My personal favorite are the Parts of the Biome Readers because our daughter comes back to them over and over as her interest is reignited through outdoor play. For example, The Rotting Log in the Soil, Air, & Water Set is a big hit right now as our little ones are out exploring nature. These reader sets are a bit pricey, but worth it in my opinion. These Montessori family books have a lot to offer and are some of our favorites.
Get a $15 coupon towards your first Waseca Biomes purchase here.
The Good and the Beautiful
The Good and the Beautiful is a Charlotte Mason-inspired homeschool curriculum company that boasts elements of God, nature, and high character in their materials, but they're known for being approachable to secular families as well.
Our kids enjoy their readers, second only to the Waseca Biomes Readers. The illustrations are beautiful and this Beginner Books Box D set has a great selection. They can be incorporated into studies of several continents.
I don't believe there are any religious references in this particular set of books if that's a deciding factor for your family. Also, we like that they're very particular about the kinds of content they include in their readers.
Toddler & Baby Books
- Brown Bear, Brown Bear
- Hello, World! Weather
- How Many Are There?
- The Very Hungry Caterpillar
- Where is Baby's Belly Button?
- Global Babies
- Touch and Feel I Love You
- Goodnight Moon
- Baby Animals
All of our kids enjoy these books. They never get old and as our older two kids get older, they read to the younger ones. We only have one flap book for young toddlers here because they inevitably get ripped up at some point. It's not usually in an excited mass destruction kind of way, but more of an 'Oh, I see what they want me to do here. They've started it for me and I just need to finish the process' kind of way. 🙂
These books are not specific to Africa or any continent. However, they're a good way to include the youngest of readers in your homeschool studies and older kids will make connections to what they're learning.
What books about Africa are you enjoying right now? Let us know.
More Montessori Reading
- Afrocentric Montessori
- Montessori Indigenous Education Books
- Montessori Bilingual Spanish-English Books
- HHA on Bookshop.org
More Montessori Geography
- Kids Cooking Ethiopian Sambusas: A Printable Recipe with Pictures

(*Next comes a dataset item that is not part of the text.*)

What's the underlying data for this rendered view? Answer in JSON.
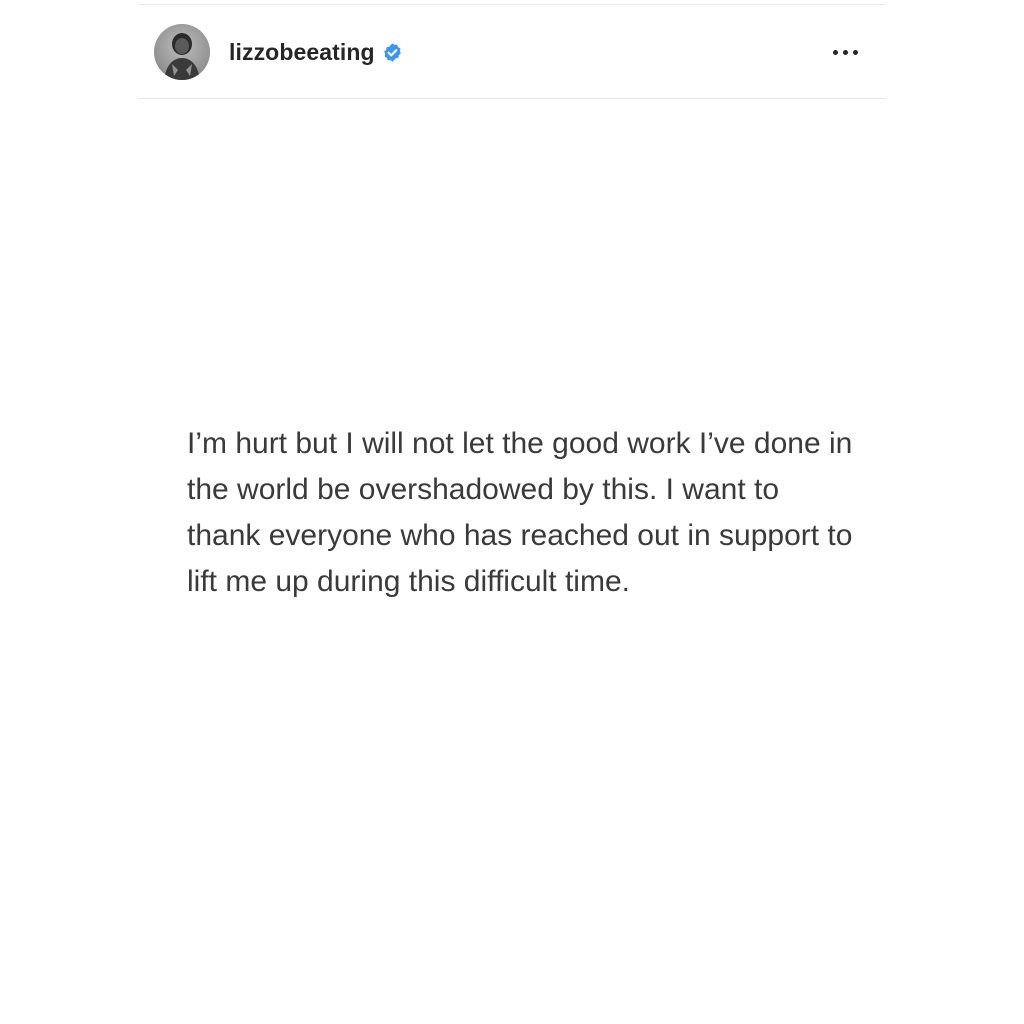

- How to Make a Hanging Globe Heart Pillow
- Antarctica for Kids: A Montessori Continent Study for Preschool
- Montessori Geography: From the Universe to Mother Earth’s Land, Air, and Water
Thanks for stopping by!
PIN FOR LATER
Disclosure of Material Connection: Some of the links in the post above are “affiliate links.” This means if you click on the link and purchase the item, I will receive an affiliate commission, at no cost to you. Amazon links are not affiliate links. Regardless, I only recommend products or services I use personally and believe will add value to my readers. You can read my full affiliate disclosure.